Although engineers tweaked the transmission’s gear ratios, first gear remains very tall which works against the Tuono’s powerband making it feel slower than it actually is off the line. Thankfully, it comes outfitted from the factory with a quickshifter which helps keep the tach needle where it needs to be.
Get the engine spinning and it rewards with the second-highest peak torque (75.45 lb-ft at 9500 revs) and the most amount of top-end horsepower (150.9 @ 11,900 rpm). Despite its marginal power advantage the Aprilia played second fiddle to the mighty BMW at the drag strip, falling just behind it from 0-60 mph (3.58-seconds) and across the quarter mile (11.05 @134.6 mph).
“This bike by far was my favorite,” claims Verdugo. “I’ve ridden Tuono’s in the past
(Top) The Tuono V4R ABS brings true track-grade performance to the street. If you’re looking for the baddest Streetfighter the Tuono is it. (Center) The Aprilia Tuono V4R’s chassis blew us away. Not only does it work great at a sporting pace, it’s plenty comfortable at a more casual speed. (Bottom) The Tuono sports a longer wheelbase which necessitates a little added muscle to get it to change directions quickly.
but not since they changed the powerplant on it. Throttle delivery is a little soft of the bottom but once you get up mid-range it carries speed well through corners and was really confidence inspiring. It made me feel like a much better rider than I probably really am.”

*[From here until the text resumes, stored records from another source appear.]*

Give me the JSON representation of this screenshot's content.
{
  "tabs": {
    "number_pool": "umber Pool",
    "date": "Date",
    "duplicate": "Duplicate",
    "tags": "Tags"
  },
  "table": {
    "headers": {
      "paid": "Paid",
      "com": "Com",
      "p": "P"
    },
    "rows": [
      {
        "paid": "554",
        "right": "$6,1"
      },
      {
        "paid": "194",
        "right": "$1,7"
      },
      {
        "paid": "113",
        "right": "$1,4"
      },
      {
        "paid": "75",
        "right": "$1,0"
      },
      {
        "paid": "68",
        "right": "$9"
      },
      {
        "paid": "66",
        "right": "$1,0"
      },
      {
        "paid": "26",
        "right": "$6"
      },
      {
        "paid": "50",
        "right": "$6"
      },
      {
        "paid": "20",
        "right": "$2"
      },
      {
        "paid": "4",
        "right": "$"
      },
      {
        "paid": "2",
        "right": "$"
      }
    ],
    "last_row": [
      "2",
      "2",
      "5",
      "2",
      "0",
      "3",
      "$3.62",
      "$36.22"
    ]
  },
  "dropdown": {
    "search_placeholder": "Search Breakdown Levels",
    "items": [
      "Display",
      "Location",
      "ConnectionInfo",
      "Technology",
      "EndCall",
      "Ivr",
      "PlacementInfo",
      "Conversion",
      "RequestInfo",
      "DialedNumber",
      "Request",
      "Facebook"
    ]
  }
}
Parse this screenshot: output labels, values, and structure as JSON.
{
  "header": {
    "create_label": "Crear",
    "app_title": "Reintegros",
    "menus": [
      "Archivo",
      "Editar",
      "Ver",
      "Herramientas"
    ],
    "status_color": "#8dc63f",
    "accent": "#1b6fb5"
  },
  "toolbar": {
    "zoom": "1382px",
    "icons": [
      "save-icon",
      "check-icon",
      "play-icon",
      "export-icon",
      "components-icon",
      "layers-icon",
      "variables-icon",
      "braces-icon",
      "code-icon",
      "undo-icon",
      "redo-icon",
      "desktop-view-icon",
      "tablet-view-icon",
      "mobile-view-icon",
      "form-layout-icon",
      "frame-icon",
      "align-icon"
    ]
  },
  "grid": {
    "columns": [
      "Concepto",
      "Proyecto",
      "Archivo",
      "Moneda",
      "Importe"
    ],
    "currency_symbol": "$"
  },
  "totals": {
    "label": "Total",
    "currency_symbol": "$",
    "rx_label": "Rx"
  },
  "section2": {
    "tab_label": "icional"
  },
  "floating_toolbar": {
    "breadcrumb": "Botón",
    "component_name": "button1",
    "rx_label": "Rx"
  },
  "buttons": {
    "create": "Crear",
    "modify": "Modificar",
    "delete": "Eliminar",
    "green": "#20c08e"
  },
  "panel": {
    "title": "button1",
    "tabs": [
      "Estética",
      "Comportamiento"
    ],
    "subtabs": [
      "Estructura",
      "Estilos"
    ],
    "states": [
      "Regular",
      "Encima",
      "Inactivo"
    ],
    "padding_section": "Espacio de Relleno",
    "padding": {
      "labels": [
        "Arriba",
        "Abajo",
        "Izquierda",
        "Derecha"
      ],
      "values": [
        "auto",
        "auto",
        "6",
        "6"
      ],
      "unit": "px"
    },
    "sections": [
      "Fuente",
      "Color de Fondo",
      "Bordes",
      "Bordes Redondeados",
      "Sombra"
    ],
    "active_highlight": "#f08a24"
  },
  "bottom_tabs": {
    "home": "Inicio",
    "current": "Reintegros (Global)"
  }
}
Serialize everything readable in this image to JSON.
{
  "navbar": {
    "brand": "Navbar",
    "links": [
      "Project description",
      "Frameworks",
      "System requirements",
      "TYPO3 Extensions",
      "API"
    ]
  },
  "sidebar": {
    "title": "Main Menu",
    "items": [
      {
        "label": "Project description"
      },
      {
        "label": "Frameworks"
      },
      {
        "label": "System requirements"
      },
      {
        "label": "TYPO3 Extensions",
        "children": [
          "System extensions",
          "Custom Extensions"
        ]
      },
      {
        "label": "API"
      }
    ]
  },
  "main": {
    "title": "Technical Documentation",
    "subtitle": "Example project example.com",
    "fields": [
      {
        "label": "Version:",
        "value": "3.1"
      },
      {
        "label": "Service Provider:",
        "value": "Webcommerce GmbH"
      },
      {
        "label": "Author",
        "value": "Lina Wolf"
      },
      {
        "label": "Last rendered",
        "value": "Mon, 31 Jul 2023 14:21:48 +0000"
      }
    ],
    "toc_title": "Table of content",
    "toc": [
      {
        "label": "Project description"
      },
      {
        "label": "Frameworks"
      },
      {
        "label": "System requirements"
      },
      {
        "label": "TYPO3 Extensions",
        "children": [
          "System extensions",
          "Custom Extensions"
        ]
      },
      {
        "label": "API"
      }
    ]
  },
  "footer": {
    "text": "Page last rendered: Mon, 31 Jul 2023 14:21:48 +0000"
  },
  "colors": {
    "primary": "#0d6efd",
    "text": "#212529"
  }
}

Like the other three European machines, the Tuono offers three engine/throttle maps (‘R’ for rain, ‘S’ for sport and ‘T’ for track). Also available are eight traction control modes, three ABS modes and launch control. In application the Aprilia’s electronics are simply on a level above the competition. This allows the rider to flirt more closely with the performance of the motorcycle.
We loved the overall character, sound, and acceleration rush of the Aprilia’s engine. Hopefully your neighbors will too as the Tuono tied the BMW for loudest honors at idle (86 dB) and one-upped it at speed (103 dB). Maybe it’s because we loved hearing the roar of the Tuono’s engine, but at the pump the V4R tied the shorter-geared BMW recording a 34.4 mpg average. But with its more generous 4.9-gallon gas tank it nets pretty decent range, second to only the Brutale.
From the moment we twisted the throttle, the Aprilia shocked us, not only with its raw performance, but how adept the electronics are—allowing the rider to operate the motorcycle near its maximum potential. Pair that with the wailing rush of its engine and high level of road comfort, and it’s clear the Tuono is the bike to beat in this class.
- Outstanding engine performance, sound and character
- Comfortable sporty handling
- Highly advanced and capable electronics package
- Could offer a more unique look compared to RSV4
- Super tall first gear
- Instrument panel looks dated